- REQUIRED WORK
With no addition or omission, return the entries below.

- RECORD SET
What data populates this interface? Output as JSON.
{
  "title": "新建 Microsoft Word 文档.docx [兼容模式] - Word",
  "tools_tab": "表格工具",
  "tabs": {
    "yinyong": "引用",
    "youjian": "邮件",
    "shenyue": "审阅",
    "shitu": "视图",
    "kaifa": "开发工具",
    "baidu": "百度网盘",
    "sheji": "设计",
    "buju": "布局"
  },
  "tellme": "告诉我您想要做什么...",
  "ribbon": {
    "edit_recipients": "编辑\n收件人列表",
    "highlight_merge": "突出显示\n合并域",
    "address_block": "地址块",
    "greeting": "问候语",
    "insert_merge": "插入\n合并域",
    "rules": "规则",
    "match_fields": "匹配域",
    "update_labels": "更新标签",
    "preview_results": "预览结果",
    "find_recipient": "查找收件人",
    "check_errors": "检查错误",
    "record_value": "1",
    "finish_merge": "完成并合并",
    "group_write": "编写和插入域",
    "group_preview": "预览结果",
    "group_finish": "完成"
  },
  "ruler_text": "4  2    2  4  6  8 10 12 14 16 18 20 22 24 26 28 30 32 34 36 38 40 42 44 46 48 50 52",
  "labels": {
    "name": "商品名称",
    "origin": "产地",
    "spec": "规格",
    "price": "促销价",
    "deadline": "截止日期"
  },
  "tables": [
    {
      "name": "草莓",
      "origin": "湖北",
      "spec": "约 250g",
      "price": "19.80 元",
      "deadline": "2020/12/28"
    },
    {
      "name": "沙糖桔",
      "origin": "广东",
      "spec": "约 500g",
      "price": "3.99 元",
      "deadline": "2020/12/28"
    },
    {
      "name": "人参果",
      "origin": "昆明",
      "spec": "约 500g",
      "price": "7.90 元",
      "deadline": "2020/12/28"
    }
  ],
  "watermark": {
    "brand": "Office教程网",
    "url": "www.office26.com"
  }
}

- WRITTEN REPLY
What data populates this interface? Output as JSON.
{
  "title": "新建 Microsoft Word 文档.docx [兼容模式] - Word",
  "tools_tab": "表格工具",
  "tabs": {
    "yinyong": "引用",
    "youjian": "邮件",
    "shenyue": "审阅",
    "shitu": "视图",
    "kaifa": "开发工具",
    "baidu": "百度网盘",
    "sheji": "设计",
    "buju": "布局"
  },
  "tellme": "告诉我您想要做什么...",
  "ribbon": {
    "edit_recipients": "编辑\n收件人列表",
    "highlight_merge": "突出显示\n合并域",
    "address_block": "地址块",
    "greeting": "问候语",
    "insert_merge": "插入\n合并域",
    "rules": "规则",
    "match_fields": "匹配域",
    "update_labels": "更新标签",
    "preview_results": "预览结果",
    "find_recipient": "查找收件人",
    "check_errors": "检查错误",
    "record_value": "1",
    "finish_merge": "完成并合并",
    "group_write": "编写和插入域",
    "group_preview": "预览结果",
    "group_finish": "完成"
  },
  "ruler_text": "4  2    2  4  6  8 10 12 14 16 18 20 22 24 26 28 30 32 34 36 38 40 42 44 46 48 50 52",
  "labels": {
    "name": "商品名称",
    "origin": "产地",
    "spec": "规格",
    "price": "促销价",
    "deadline": "截止日期"
  },
  "tables": [
    {
      "name": "草莓",
      "origin": "湖北",
      "spec": "约 250g",
      "price": "19.80 元",
      "deadline": "2020/12/28"
    },
    {
      "name": "沙糖桔",
      "origin": "广东",
      "spec": "约 500g",
      "price": "3.99 元",
      "deadline": "2020/12/28"
    },
    {
      "name": "人参果",
      "origin": "昆明",
      "spec": "约 500g",
      "price": "7.90 元",
      "deadline": "2020/12/28"
    }
  ],
  "watermark": {
    "brand": "Office教程网",
    "url": "www.office26.com"
  }
}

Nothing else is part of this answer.